On to Mussolini. Named after the socialist Mexican President Benito Juarez, he grew up in an ardent socialist household and carried hard socialist thinking throughout much of his early life. In fact, Mussolini used to carry the Marx medallion, a communist a symbol, in his pocket around the time of his Swiss stint as a socialist writer. How did an Italian man, loyal to the socialist way of thinking, transform into a vicious and hardened fascist? Sarfatti, a girlfriend of Mussolini at the time, described Nietzsche as the transforming factor in his conversion from his rigid socialist belief to his fascistic ideology.
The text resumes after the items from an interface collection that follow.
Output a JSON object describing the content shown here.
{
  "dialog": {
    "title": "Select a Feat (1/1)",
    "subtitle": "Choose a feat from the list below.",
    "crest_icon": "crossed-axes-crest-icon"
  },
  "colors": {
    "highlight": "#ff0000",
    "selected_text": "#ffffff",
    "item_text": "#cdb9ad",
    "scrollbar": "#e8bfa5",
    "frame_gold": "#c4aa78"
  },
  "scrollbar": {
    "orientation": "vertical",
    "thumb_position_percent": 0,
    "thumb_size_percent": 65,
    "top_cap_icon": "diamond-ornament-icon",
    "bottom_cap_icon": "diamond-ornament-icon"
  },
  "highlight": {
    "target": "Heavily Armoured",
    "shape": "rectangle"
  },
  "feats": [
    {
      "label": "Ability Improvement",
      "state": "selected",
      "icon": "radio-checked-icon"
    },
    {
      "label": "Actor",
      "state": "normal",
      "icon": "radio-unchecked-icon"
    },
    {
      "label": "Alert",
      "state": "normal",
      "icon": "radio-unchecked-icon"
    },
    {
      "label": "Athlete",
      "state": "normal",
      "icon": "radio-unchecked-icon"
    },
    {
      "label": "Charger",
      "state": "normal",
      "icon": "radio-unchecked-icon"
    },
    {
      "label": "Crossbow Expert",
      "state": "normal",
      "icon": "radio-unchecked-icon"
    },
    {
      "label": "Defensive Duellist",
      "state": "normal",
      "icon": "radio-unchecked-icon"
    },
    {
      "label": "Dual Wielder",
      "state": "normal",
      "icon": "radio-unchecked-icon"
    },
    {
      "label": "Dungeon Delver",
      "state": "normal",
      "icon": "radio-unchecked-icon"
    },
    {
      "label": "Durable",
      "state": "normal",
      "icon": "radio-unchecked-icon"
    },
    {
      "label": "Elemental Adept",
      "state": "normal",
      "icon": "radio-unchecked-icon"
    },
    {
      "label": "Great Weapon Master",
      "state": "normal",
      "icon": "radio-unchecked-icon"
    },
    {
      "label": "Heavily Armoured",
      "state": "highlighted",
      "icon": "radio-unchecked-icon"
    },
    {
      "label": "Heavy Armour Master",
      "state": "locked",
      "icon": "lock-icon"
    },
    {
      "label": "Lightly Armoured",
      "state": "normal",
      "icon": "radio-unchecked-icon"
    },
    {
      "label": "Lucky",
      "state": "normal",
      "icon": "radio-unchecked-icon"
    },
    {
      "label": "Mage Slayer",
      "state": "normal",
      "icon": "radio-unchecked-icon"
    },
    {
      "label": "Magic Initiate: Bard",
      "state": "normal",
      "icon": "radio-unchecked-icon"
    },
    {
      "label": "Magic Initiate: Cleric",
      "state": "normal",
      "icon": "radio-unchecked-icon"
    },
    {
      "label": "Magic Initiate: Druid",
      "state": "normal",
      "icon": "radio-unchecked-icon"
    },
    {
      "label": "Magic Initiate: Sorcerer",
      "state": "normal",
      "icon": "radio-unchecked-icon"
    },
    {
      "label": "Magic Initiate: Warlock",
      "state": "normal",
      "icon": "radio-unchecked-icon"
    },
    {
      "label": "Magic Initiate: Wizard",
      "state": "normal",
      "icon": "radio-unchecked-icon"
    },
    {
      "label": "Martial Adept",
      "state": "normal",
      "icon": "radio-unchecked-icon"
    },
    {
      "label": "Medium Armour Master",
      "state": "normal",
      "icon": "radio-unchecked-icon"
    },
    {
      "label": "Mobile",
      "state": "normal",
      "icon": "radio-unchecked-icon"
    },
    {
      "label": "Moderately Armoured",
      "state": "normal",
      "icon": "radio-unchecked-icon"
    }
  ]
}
Throughout his reign of terror, Mussolini oppressed Jews and Gentiles alike, in a stance that leans more to the Nietzschean interpretation rather than the result of a genocidal ambition, which was the case with Hitler. Two of Nietzsche's most notable concepts that sparked the inspiration of Mussolini and Hitler were the concepts of 'the will to power' and of 'the superman'. Mussolini interpreted the will to power through his relentless desire to dominate others, which inevitably led to his seizure of power. In essence, Mussolini is the epitome of the dangerous, autocratic personification of 'the superman'.
Similarly to Mussolini, the Nietzschean way of thinking was also often interpreted by Hitler in the Nazi regime. In fact, on one occasion, Hitler gifted Mussolini the complete works of Nietzsche as a birthday gift. Despite Nietzsche's anti-nationalistic nature, and despite the fact that he wasn't anti-Semitic nor was he in favour of mass movements, the Nazis selectively interpreted his works to work in their favour. The idea of 'the superman' was frequently interpreted by Hitler in the form of the 'Aryan race'. To justify the Nazi regime, Nietzsche was a notable German thinker that the Nazis utilised. In fact, Nietzsche became embedded into the regime - references to soldiers being 'the superman' were common, particularly in propaganda. The 'will to power' was a key concept that the Nazis employed.
So how did Nietzsche's works become so deeply misunderstood? From 1889, when he went mad, his sister, Elizabeth Förster-Nietzsche, took over his estate. She, described as an illogical thinker, manipulated his works to fit with her extreme political ideology - she created The Will to Power, for example, from Nietzsche's unused notes, yet, in Nietzsche's absence, she was able to twist his works to suit her, and to impress the rising political figures. This false image of Nietzsche began to impress people of political power as, in the 1930's, Elizabeth met Hitler when he attended the Nietzsche museum - ran by her. What's more, Hitler attended Elizabeth's funeral in 1935.
In reflection, with modern considerations taken into account, it is, quite frankly, terrifying how any philosophical or political thought can be hijacked and presented in convenient ways to the hijacker. As citizens of the digital era - an era in which news is becoming increasingly more ideologically motivated - cases and incidents of careful selectivity and intentional framing are becoming the norm. This is the power of language. The threat inherent in the act of interpretation of language. A threat that will not subside for as long as humanity lives.